Welcome to 2019. The year we will all understand that serverless is not a fleeting trend, but is here to stay. How am I so confident? That’s easy. All cloud providers are working extra hours to make sure we are aware of that. It was basically what AWS Re:Invent was all about.
But the providers aren’t doing that for nothing. Hundreds of companies are going serverless, and we’re only in its first steps. Among the very big list of companies that are using serverless in production, you can find Netflix, Fujifilm, Capital One, SkyScanner, Symantec, Trend Micro, VMware, Nordstrom, Aetna, Splunk, HSBC, Spotify, and Snapchat. You get the point.
Now, mix that with security and you get a big, uncharted territory. It’s not a special case for serverless applications. We had the same problems with every new technology coming into town. It’s exactly what happened when blockchain and containers were introduced.
I keep asking myself, how is it that we do not learn from past experience? They only rational reason I can come up with is a very simple one – money. It’s all about money. Why do we create new technologies? Of course different technologies serve different purposes. But almost every company that creates a new technology believes that it can profit.
Why do we not invest in security from the bottom-up? Money. It costs money to educate and it costs money to spend manpower on security. On the other side we have the hackers. Here. the motivation is the same. Yes, even white-hat hackers usually do this for personal reputation, which will hopefully land them a better job.
Why am I telling you this? The bottom line is: DVSA. But, let me explain first.
Let’s hope that you are still on the left side of the above GIF. You can come up with the scariest demo ever made, but unless they really understand the risks, you will probably have to move to the right part of the GIF to be able to convince them.
Hands-on, interactive education is the best way to explain something. This is why we created DVSA – a Damn Vulnerable Serverless Application. DVSA is a deliberately vulnerable tool aiming to be an aid for security professionals to test their skills in a legal environment, help developers better understand the processes of securing serverless applications, and to aid both students & teachers in learning about serverless application security in a controlled, classroom environment.
The aim of DVSA is to allow you to practice some of the most common serverless vulnerabilities, with a simple, straightforward interface. The application includes both documented and undocumented vulnerabilities. This is also to encourage people to discover as many issues as possible.
This tool is unique because it is the first to provide a real-world structure, which includes a variety of cloud resources, from functions to databases, simple storage, queues, email services and more. The application backend includes exposed and unexposed functions, administrative back-office, and mock external-APIs as well as a modern front-end which also includes real authentication and email interaction with its users.

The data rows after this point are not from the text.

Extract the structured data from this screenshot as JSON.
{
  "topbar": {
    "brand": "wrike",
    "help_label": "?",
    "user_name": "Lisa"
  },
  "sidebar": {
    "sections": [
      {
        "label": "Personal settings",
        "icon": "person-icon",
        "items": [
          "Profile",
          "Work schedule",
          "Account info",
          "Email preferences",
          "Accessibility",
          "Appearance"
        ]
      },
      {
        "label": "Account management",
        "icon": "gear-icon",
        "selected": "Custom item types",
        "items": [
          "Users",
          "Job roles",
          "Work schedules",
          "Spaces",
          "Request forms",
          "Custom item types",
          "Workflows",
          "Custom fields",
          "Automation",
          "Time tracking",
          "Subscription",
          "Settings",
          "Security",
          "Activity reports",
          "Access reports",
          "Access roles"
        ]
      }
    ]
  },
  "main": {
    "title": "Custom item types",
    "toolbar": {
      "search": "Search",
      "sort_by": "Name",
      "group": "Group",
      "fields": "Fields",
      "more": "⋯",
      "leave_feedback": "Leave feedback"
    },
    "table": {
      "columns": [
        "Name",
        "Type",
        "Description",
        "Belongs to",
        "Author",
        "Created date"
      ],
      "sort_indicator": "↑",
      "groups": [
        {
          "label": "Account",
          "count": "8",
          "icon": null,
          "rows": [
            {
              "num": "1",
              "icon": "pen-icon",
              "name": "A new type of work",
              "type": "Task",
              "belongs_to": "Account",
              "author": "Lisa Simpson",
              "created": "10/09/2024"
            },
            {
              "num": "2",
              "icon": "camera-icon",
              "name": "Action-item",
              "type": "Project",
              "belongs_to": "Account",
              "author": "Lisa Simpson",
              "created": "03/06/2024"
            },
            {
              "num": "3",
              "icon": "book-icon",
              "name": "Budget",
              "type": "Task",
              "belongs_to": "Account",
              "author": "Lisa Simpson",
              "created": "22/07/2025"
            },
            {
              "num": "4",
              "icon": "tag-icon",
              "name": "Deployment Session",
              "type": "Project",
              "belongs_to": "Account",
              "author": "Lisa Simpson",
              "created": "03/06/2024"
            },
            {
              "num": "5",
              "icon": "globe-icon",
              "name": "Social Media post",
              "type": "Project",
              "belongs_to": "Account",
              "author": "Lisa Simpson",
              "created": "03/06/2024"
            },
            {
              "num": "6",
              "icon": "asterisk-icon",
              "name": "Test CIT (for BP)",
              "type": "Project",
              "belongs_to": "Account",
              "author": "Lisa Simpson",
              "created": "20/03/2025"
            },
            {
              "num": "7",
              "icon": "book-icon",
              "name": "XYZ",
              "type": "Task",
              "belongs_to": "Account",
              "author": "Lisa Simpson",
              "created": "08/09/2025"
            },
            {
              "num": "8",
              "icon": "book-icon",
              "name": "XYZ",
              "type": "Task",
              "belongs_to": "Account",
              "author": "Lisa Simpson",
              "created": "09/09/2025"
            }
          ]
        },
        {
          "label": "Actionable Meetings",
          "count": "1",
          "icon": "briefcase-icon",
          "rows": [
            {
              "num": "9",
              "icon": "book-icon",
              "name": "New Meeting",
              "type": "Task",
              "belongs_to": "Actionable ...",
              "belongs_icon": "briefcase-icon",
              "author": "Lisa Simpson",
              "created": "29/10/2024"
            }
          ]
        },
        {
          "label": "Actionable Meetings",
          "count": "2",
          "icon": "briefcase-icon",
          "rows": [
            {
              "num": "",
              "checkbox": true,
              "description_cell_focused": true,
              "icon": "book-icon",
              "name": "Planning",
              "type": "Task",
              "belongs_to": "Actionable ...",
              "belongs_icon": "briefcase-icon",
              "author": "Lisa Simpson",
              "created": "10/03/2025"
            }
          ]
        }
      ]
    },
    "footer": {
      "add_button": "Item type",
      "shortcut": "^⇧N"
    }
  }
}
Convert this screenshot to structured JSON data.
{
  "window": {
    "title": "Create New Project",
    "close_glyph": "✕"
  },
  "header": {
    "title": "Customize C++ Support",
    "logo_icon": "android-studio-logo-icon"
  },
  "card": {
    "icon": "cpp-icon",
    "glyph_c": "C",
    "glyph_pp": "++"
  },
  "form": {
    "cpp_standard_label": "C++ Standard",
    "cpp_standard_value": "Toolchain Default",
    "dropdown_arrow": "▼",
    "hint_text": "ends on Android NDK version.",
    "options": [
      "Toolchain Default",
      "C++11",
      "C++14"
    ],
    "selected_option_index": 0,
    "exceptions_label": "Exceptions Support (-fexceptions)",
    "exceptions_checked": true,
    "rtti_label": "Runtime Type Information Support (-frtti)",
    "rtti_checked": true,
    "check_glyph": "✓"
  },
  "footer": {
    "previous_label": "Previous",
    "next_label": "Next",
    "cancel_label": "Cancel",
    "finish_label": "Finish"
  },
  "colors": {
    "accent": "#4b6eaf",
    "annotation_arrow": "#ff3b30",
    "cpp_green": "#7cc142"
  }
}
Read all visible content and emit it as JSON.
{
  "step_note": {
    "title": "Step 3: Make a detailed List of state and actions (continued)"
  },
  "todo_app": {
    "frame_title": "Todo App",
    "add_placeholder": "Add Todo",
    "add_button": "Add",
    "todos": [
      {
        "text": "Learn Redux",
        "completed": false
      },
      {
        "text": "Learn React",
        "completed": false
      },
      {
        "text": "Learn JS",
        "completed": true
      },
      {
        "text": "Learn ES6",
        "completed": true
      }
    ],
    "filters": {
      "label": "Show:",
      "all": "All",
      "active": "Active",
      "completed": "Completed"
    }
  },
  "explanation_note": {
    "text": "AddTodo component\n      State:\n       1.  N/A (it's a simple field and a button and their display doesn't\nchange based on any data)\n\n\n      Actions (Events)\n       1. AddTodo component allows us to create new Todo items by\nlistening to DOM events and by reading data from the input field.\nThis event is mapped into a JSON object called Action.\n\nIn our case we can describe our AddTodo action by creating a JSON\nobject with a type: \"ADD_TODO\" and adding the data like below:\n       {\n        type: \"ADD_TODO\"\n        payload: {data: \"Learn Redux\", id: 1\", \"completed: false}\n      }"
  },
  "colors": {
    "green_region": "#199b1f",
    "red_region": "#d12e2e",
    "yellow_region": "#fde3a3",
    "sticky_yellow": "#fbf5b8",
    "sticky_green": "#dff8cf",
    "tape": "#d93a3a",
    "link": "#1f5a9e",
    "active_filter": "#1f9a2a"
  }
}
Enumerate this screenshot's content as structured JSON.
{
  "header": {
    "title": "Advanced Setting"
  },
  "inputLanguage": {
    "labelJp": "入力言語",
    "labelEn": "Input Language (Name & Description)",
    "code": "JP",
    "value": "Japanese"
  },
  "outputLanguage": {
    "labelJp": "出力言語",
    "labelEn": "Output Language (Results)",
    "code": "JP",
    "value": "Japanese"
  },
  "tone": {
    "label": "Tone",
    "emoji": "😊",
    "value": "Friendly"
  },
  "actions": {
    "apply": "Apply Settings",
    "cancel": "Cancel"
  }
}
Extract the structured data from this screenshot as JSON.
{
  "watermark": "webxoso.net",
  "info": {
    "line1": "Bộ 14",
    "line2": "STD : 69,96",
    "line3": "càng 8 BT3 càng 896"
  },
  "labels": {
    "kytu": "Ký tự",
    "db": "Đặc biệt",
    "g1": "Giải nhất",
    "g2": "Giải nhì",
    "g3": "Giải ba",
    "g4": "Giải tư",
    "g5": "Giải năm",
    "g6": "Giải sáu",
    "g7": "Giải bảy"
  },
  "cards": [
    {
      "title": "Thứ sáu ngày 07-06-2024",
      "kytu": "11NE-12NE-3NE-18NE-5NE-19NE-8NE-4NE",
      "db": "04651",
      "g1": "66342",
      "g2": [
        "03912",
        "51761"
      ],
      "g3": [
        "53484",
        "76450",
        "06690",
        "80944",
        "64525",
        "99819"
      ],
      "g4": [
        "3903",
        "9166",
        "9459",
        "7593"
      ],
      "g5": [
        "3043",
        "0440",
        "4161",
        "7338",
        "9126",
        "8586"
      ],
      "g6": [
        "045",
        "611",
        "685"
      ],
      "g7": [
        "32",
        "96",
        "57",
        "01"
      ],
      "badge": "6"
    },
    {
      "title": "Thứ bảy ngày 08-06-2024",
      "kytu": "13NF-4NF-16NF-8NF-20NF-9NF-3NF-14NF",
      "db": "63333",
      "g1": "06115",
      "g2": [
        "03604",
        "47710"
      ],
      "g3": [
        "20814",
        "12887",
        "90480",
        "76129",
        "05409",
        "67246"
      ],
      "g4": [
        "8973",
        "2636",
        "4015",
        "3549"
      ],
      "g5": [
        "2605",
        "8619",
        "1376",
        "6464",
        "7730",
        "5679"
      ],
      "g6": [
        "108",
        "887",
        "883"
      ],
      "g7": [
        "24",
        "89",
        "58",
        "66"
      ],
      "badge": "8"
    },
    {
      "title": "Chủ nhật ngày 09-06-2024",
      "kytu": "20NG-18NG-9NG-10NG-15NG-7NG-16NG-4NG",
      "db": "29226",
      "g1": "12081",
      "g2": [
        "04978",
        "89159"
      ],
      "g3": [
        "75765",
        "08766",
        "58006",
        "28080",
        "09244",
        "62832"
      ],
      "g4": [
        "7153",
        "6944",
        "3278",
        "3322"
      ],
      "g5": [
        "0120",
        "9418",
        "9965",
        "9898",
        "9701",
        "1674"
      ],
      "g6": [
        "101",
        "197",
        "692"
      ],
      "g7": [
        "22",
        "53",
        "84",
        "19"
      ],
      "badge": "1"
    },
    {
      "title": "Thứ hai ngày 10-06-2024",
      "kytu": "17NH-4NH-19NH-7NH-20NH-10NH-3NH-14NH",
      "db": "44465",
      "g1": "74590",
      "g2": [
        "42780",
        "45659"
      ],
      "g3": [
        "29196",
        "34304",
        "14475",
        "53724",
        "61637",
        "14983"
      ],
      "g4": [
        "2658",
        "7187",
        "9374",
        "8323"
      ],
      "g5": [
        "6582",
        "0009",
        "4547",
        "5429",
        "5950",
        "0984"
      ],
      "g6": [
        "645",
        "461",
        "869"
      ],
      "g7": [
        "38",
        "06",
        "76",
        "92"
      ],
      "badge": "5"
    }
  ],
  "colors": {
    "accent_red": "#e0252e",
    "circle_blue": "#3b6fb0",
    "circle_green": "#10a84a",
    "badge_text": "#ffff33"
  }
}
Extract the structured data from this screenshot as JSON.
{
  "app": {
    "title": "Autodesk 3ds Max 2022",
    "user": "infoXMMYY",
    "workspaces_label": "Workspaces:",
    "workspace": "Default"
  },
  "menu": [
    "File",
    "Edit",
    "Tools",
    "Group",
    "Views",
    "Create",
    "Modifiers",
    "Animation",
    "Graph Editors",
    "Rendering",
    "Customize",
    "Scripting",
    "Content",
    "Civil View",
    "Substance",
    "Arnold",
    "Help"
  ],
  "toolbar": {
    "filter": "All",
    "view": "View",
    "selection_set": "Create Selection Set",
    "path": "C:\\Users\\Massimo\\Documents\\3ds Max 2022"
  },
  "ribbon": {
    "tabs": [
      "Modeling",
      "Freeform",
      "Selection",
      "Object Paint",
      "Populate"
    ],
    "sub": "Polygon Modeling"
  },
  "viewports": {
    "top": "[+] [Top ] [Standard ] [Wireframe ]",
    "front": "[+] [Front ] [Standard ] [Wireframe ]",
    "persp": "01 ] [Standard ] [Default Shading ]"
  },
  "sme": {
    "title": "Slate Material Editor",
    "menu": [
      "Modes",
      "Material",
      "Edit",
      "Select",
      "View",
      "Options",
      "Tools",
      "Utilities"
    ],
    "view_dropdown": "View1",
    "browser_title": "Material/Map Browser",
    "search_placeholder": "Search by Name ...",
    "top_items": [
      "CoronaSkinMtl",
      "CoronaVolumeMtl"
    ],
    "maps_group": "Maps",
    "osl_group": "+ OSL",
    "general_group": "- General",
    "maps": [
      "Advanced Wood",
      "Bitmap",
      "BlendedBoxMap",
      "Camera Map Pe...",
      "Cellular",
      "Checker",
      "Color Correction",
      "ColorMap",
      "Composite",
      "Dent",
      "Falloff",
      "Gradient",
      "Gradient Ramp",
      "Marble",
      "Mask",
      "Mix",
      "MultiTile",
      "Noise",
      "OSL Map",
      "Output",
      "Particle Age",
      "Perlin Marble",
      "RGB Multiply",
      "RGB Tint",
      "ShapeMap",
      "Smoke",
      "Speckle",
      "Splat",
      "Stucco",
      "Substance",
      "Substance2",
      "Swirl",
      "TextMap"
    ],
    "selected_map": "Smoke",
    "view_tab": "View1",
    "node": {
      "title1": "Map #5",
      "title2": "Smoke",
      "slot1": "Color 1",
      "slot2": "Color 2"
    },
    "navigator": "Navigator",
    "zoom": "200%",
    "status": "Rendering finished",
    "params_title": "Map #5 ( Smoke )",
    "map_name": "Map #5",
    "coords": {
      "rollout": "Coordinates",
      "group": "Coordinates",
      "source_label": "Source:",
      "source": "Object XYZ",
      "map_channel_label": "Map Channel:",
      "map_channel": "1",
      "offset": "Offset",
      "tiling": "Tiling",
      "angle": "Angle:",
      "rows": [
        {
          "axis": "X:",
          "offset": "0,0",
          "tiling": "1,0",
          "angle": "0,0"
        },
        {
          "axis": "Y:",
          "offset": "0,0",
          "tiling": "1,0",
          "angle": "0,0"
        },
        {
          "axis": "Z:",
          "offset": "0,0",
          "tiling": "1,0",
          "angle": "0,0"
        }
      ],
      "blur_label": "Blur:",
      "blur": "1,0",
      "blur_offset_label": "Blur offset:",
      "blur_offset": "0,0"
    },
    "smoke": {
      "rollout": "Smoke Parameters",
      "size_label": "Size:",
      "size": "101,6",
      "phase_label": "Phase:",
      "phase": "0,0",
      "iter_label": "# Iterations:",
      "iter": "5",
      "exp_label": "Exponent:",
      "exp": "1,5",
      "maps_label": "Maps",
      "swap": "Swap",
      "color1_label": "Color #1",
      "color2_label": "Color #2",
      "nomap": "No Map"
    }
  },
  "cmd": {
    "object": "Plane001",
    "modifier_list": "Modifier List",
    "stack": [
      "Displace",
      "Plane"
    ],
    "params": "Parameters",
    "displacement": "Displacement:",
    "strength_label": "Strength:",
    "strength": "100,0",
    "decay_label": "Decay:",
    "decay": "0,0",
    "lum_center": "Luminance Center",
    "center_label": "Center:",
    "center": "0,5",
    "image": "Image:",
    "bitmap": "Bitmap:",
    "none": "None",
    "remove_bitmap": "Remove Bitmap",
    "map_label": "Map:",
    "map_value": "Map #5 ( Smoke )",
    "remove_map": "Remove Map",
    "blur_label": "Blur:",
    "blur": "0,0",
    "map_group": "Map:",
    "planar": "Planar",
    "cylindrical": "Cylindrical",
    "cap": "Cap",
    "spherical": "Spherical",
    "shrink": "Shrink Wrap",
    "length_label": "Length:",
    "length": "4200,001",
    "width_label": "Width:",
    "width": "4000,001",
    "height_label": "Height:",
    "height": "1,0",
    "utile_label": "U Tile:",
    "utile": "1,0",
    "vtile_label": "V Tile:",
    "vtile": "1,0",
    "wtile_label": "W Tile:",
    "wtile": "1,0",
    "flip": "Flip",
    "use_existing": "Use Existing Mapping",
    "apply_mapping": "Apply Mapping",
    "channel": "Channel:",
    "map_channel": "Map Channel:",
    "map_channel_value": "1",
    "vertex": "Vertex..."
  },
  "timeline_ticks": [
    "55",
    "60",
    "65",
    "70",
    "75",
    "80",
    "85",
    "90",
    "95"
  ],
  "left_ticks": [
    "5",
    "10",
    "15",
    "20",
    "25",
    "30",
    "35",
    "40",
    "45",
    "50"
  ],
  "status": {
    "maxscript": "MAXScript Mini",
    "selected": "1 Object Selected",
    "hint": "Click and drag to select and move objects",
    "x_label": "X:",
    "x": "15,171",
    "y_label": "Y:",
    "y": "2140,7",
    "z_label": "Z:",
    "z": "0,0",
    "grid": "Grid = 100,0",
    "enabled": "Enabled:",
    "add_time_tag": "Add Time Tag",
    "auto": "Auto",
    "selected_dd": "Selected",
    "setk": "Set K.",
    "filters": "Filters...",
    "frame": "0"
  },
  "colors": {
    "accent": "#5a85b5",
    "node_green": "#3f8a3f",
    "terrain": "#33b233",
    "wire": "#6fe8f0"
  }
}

This vulnerable application contains the most common security risks, including over-privileged roles, insecure configurations, broken access control, vulnerable dependencies and many more, tailor-maid for a serverless-based application. You can attempt various attacks such as injection attacks (which are different than what we were used to) and DoS. DVSA enables serverless practitioners to try, investigate and learn almost everything they need to know about serverless application security.
The project is open-source and was donated to OWASP by Protego Labs. DVSA can be installed on your account with a few clicks, and is also available online, with limited vulnerabilities (for obvious reasons).
We just started 2019, and serverless is going to be a major peart of it, so don’t be left behind.
Happy New Year!